Stored data Block Start

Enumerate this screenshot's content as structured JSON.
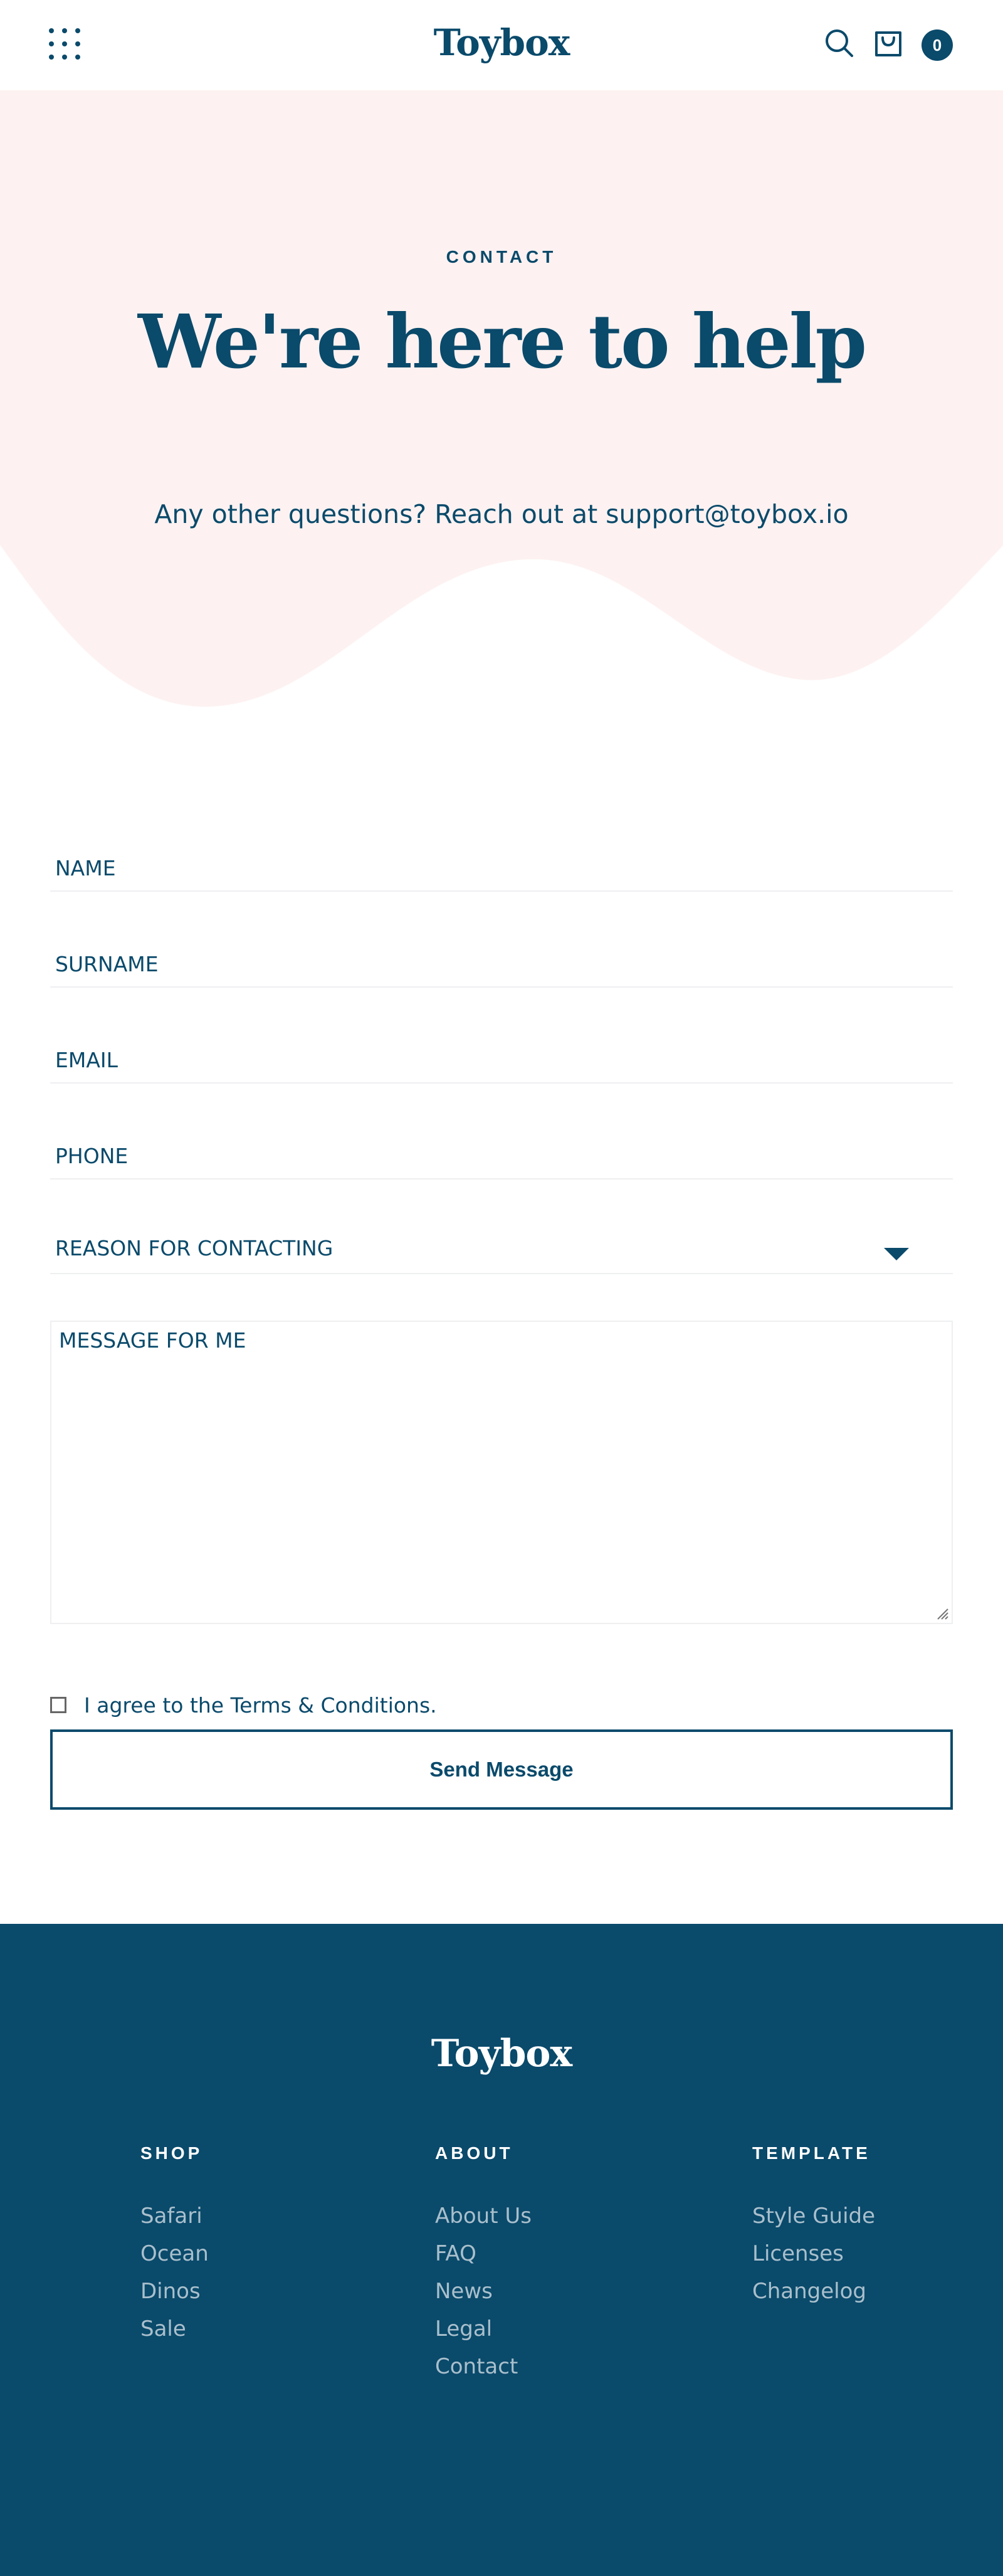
{
  "header": {
    "logo": "Toybox",
    "cart_count": "0",
    "menu_icon": "grid-menu-icon",
    "search_icon": "search-icon",
    "cart_icon": "shopping-bag-icon"
  },
  "hero": {
    "eyebrow": "CONTACT",
    "title": "We're here to help",
    "subtitle": "Any other questions? Reach out at support@toybox.io"
  },
  "form": {
    "name_placeholder": "NAME",
    "surname_placeholder": "SURNAME",
    "email_placeholder": "EMAIL",
    "phone_placeholder": "PHONE",
    "reason_label": "REASON FOR CONTACTING",
    "message_placeholder": "MESSAGE FOR ME",
    "agree_label": "I agree to the Terms & Conditions.",
    "submit_label": "Send Message"
  },
  "footer": {
    "logo": "Toybox",
    "columns": [
      {
        "heading": "SHOP",
        "links": [
          "Safari",
          "Ocean",
          "Dinos",
          "Sale"
        ]
      },
      {
        "heading": "ABOUT",
        "links": [
          "About Us",
          "FAQ",
          "News",
          "Legal",
          "Contact"
        ]
      },
      {
        "heading": "TEMPLATE",
        "links": [
          "Style Guide",
          "Licenses",
          "Changelog"
        ]
      }
    ]
  },
  "colors": {
    "brand": "#0a4a6b",
    "hero_bg": "#fdf2f1",
    "footer_link": "#a9bfcc",
    "field_border": "#eeeff1"
  }
}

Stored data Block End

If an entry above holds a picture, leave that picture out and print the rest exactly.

Enumerate this screenshot's content as structured JSON.
{
  "header": {
    "logo": "Toybox",
    "cart_count": "0",
    "menu_icon": "grid-menu-icon",
    "search_icon": "search-icon",
    "cart_icon": "shopping-bag-icon"
  },
  "hero": {
    "eyebrow": "CONTACT",
    "title": "We're here to help",
    "subtitle": "Any other questions? Reach out at support@toybox.io"
  },
  "form": {
    "name_placeholder": "NAME",
    "surname_placeholder": "SURNAME",
    "email_placeholder": "EMAIL",
    "phone_placeholder": "PHONE",
    "reason_label": "REASON FOR CONTACTING",
    "message_placeholder": "MESSAGE FOR ME",
    "agree_label": "I agree to the Terms & Conditions.",
    "submit_label": "Send Message"
  },
  "footer": {
    "logo": "Toybox",
    "columns": [
      {
        "heading": "SHOP",
        "links": [
          "Safari",
          "Ocean",
          "Dinos",
          "Sale"
        ]
      },
      {
        "heading": "ABOUT",
        "links": [
          "About Us",
          "FAQ",
          "News",
          "Legal",
          "Contact"
        ]
      },
      {
        "heading": "TEMPLATE",
        "links": [
          "Style Guide",
          "Licenses",
          "Changelog"
        ]
      }
    ]
  },
  "colors": {
    "brand": "#0a4a6b",
    "hero_bg": "#fdf2f1",
    "footer_link": "#a9bfcc",
    "field_border": "#eeeff1"
  }
}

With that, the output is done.